Switching on the incentives for mini-grids

11 December, 2014


By Helena Lim

Earlier this month Hong Kong lit up its Christmas decorations once more, putting on a show of red and green LEDs that called on consumers to snap a photo and head to their closest retailer. But whilst Hong Kong bathes in excessive light pollution I am reminded that there are still 1.3 billion worldwide who do not have access to electricity and who will be spending the next 365 days in darkness. According to the IEA, 95% of those without electricity live in developing countries in Asia and in Sub-Saharan Africa, the irony being that many resource-rich countries continue to be energy-poor. In the ten leading hydrocarbon-producing countries in Sub-Saharan Africa, 2/3 people still do not have access to electricity.

Research shows that supplying electricity to villages, even in small amounts, can make a significant contribution to improving their human development index (HDI) score, a development indictor that measures life expectancy, years of schooling and gross national income per capita. One approach that has been gaining momentum is the deployment of decentralised micro- or mini-grids – electricity distribution systems which use local hydropower, solar or biomass generators and are not connected to a national power grid. These grids are particularly important for communities in remote locations where terrain is difficult and accessibility low, making the extension of the national grid too costly.

Mini-grids provide communities with an opportunity to move up the energy ladder, away from hazardous energy sources such as kerosene and wood and towards more cost-efficient, safe, environmentally-friendly and virtually inexhaustible renewable energy sources. A mini-grid that is adequately managed and maintained can deliver more than just lighting. It can support small village industries such as mills, irrigation pumps and machinery for carpentry, boosting rural economic development in a way that creates a virtuous cycle out of poverty.

Husk Power Systems is an Indian company which uses diesel generators fitted with biomass gasifiers to turn rice husks into electrical power. Using cheap bamboo poles to distribute electricity in locations where rice is a staple crop, Husk has provided power to around 600 families. Their system of customers paying door-to-door collectors upfront for electricity is now profitable.

The technology is also becoming more robust and affordable. Prices of solar cells have fallen such that the cost per kilowatt is half of what is was a decade ago. Energy storage is improving fast and small-scale energy businesses in developing countries, built from the ground up with limited means, are thriving.

The technology is accessible and the benefits immense.
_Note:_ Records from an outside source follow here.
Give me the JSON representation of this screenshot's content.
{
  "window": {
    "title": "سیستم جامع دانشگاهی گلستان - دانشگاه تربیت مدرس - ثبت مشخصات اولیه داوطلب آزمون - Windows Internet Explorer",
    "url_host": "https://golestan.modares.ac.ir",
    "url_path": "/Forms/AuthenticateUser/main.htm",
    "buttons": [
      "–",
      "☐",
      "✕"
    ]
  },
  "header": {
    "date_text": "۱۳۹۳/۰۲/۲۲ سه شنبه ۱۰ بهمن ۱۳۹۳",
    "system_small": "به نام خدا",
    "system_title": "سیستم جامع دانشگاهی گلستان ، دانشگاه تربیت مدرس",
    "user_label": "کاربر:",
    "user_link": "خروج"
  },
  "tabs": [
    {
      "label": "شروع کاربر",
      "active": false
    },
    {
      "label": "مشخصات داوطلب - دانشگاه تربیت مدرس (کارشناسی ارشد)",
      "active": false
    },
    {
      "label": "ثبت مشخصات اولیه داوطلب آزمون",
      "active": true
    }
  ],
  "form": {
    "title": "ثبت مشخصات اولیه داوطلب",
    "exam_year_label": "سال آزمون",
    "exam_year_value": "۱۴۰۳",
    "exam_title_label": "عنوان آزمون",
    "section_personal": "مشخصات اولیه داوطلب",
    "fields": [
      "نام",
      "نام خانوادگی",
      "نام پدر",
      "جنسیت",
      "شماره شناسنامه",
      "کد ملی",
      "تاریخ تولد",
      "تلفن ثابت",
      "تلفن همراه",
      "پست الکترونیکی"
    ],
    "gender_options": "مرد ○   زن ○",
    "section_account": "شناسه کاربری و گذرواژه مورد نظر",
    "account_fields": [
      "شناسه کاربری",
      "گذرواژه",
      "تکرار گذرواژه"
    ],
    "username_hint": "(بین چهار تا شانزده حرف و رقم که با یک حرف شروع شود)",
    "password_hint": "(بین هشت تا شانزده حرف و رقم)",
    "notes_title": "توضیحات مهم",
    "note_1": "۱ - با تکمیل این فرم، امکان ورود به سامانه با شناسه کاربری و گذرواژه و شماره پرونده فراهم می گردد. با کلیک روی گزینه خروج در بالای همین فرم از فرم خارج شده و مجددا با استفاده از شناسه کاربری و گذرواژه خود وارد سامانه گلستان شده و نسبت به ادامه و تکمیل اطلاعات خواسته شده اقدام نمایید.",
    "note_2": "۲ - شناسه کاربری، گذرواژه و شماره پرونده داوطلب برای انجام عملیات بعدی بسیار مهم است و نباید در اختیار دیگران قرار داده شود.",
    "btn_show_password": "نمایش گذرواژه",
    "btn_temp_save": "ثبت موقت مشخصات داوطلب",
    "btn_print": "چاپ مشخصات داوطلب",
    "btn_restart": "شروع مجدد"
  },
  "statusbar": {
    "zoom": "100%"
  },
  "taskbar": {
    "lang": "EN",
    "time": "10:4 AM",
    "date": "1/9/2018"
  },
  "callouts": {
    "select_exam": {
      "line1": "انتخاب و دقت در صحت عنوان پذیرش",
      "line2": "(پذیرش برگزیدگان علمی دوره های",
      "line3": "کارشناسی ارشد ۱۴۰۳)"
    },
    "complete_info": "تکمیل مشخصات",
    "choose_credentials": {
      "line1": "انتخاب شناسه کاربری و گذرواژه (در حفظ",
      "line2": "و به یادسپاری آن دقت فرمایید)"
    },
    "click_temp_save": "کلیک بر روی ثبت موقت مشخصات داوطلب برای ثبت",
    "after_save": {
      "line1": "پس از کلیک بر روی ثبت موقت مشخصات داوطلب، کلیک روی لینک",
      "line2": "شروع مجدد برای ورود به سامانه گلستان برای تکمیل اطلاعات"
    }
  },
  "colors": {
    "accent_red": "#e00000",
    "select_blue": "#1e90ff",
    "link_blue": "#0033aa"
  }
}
So why are mini-grids not being deployed more widely?

Firstly, rolling out off-grid mini-grids at scale requires strong government support and policy frameworks that endorse rural electrification. Husk Power Systems, for example, relied on a government subsidy to help cover its early construction costs. While a number of governments, such as China, Brazil and Spain, are supporting renewable energy through tax relief and non-tax incentives, such measures also need to be extended to countries where energy poverty is significant but import duties on clean-energy products remain high. Ethiopia imposes 100% duty on imports of solar products and Malawi charges 47.5% tax on LED lighting systems.

A second bottleneck is financing. It is nearly impossible to involve traditional private sector investment in these kinds of ventures because of the small scale of the projects and their relatively unattractive risk-reward ratio. This is regrettable given the staggering amount of money being invested into traditional energy projects worldwide. According to Open Aid Data, Official Development Assistance (ODA) – official financing administered for the promotion of economic development in developing countries – to the Energy sector in tiny Bhutan was a jaw-dropping US$ 46 billion, 24 times its GDP. In Nepal, ODA for energy amounted to over US$ 697 million, 60% of which was granted towards large-scale hydro-electric power plants. By contrast, the 18kWh solar mini-grid set up in the Nepalese village of Dubung delivers electricity to 150 households and 2-3 village industries with a set-up cost of just US$130,000. Just 1% of Nepal’s ODA could pay for over 5,300 Dubung-style systems and electrify over 800,000 households. The improved sense of security and prospects for entrepreneurship such widespread energy access would create are vast.

These problems make it all the more necessary to create a suitable policy framework to successfully mobilise financing from international partners. An off-grid electrification fund, for example, can mobilise grants and/or soft loans for electrification projects in the long term and run relatively independently from yearly governmental budgets. Governments should also develop legal frameworks to encourage private sector investors to get involved, especially those looking to create a social and environmental impact as well as generate financial returns. The widespread implementation of mini-grids using renewable energies is slowly changing the global energy landscape and can usher in an alternative, if not an end, to fossil fuels whilst delivering on a fundamental human right for communities at the base of the pyramid.